A national survey conducted in 2020 by Public Opinion Strategies and Hart Research Associates in conjunction with The Pew Charitable Trusts shows:

  • Eighty-one percent of adults support increased access to health information for patients and providers.
  • More than two-thirds of adults want their clinicians to exchange some health information that federal data-sharing polices don’t currently require, such as advanced care plans or end-of-life preferences, images (such as X-rays), and family medical histories.
  • Most Americans want their data to be both more accessible and better protected. For example, although most respondents want to use apps on smartphones, tablets, and computers to access their health information, those who expressed serious privacy concerns nearly doubled—from 35% to 62%—when they were told that federal privacy protections do not cover data stored on apps.

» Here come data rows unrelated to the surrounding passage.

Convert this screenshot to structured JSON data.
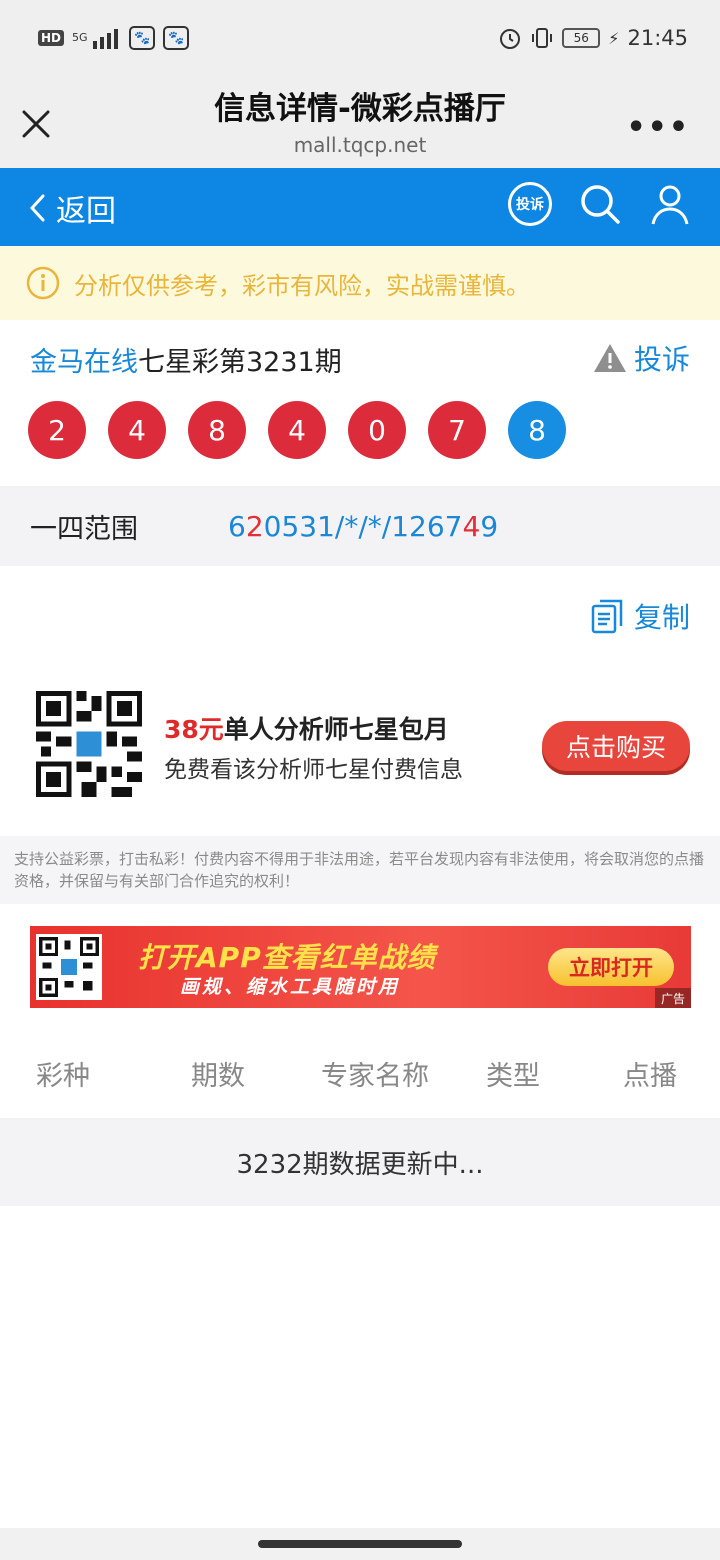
{
  "status_bar": {
    "hd": "HD",
    "network": "5G",
    "time": "21:45",
    "battery": "56"
  },
  "browser": {
    "title": "信息详情-微彩点播厅",
    "url": "mall.tqcp.net",
    "more": "•••"
  },
  "nav": {
    "back_label": "返回",
    "complain_icon_label": "投诉"
  },
  "notice": {
    "text": "分析仅供参考，彩市有风险，实战需谨慎。"
  },
  "lottery": {
    "source": "金马在线",
    "title": "七星彩第3231期",
    "report_label": "投诉",
    "balls": [
      {
        "value": "2",
        "color": "#dc2c3c"
      },
      {
        "value": "4",
        "color": "#dc2c3c"
      },
      {
        "value": "8",
        "color": "#dc2c3c"
      },
      {
        "value": "4",
        "color": "#dc2c3c"
      },
      {
        "value": "0",
        "color": "#dc2c3c"
      },
      {
        "value": "7",
        "color": "#dc2c3c"
      },
      {
        "value": "8",
        "color": "#178ee2"
      }
    ]
  },
  "range": {
    "label": "一四范围",
    "value_part1": "6",
    "value_part2": "2",
    "value_part3": "0531/*/*/1267",
    "value_part4": "4",
    "value_part5": "9"
  },
  "copy": {
    "label": "复制"
  },
  "promo": {
    "price": "38元",
    "title": "单人分析师七星包月",
    "subtitle": "免费看该分析师七星付费信息",
    "buy_label": "点击购买"
  },
  "disclaimer": "支持公益彩票，打击私彩！付费内容不得用于非法用途，若平台发现内容有非法使用，将会取消您的点播资格，并保留与有关部门合作追究的权利！",
  "banner": {
    "line1": "打开APP查看红单战绩",
    "line2": "画规、缩水工具随时用",
    "button": "立即打开",
    "ad_tag": "广告"
  },
  "table": {
    "headers": [
      "彩种",
      "期数",
      "专家名称",
      "类型",
      "点播"
    ],
    "update_text": "3232期数据更新中..."
  }
}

Many said that extending these laws could help alleviate their apprehension.
  • Across political party lines, most adults—82% of Democrats, 66% of independents, and 51% of Republicans—support additional federal measures to improve the accurate exchange of records between health care providers.
  • About 4 in 10 survey respondents said the coronavirus pandemic made them more likely to support efforts that enable data-sharing among a patient’s providers and let people download their personal data from EHRs to apps on smartphones and other devices.
  • By a roughly 2-to-1 margin, respondents were comfortable with their health providers scanning patient fingerprints or assigning individuals a unique number or code to ensure that different EHR systems correctly match records for the same person, a long-standing challenge of data exchange.

Read more about increased support for patient access to EHR systems here.

Public Opinion Strategies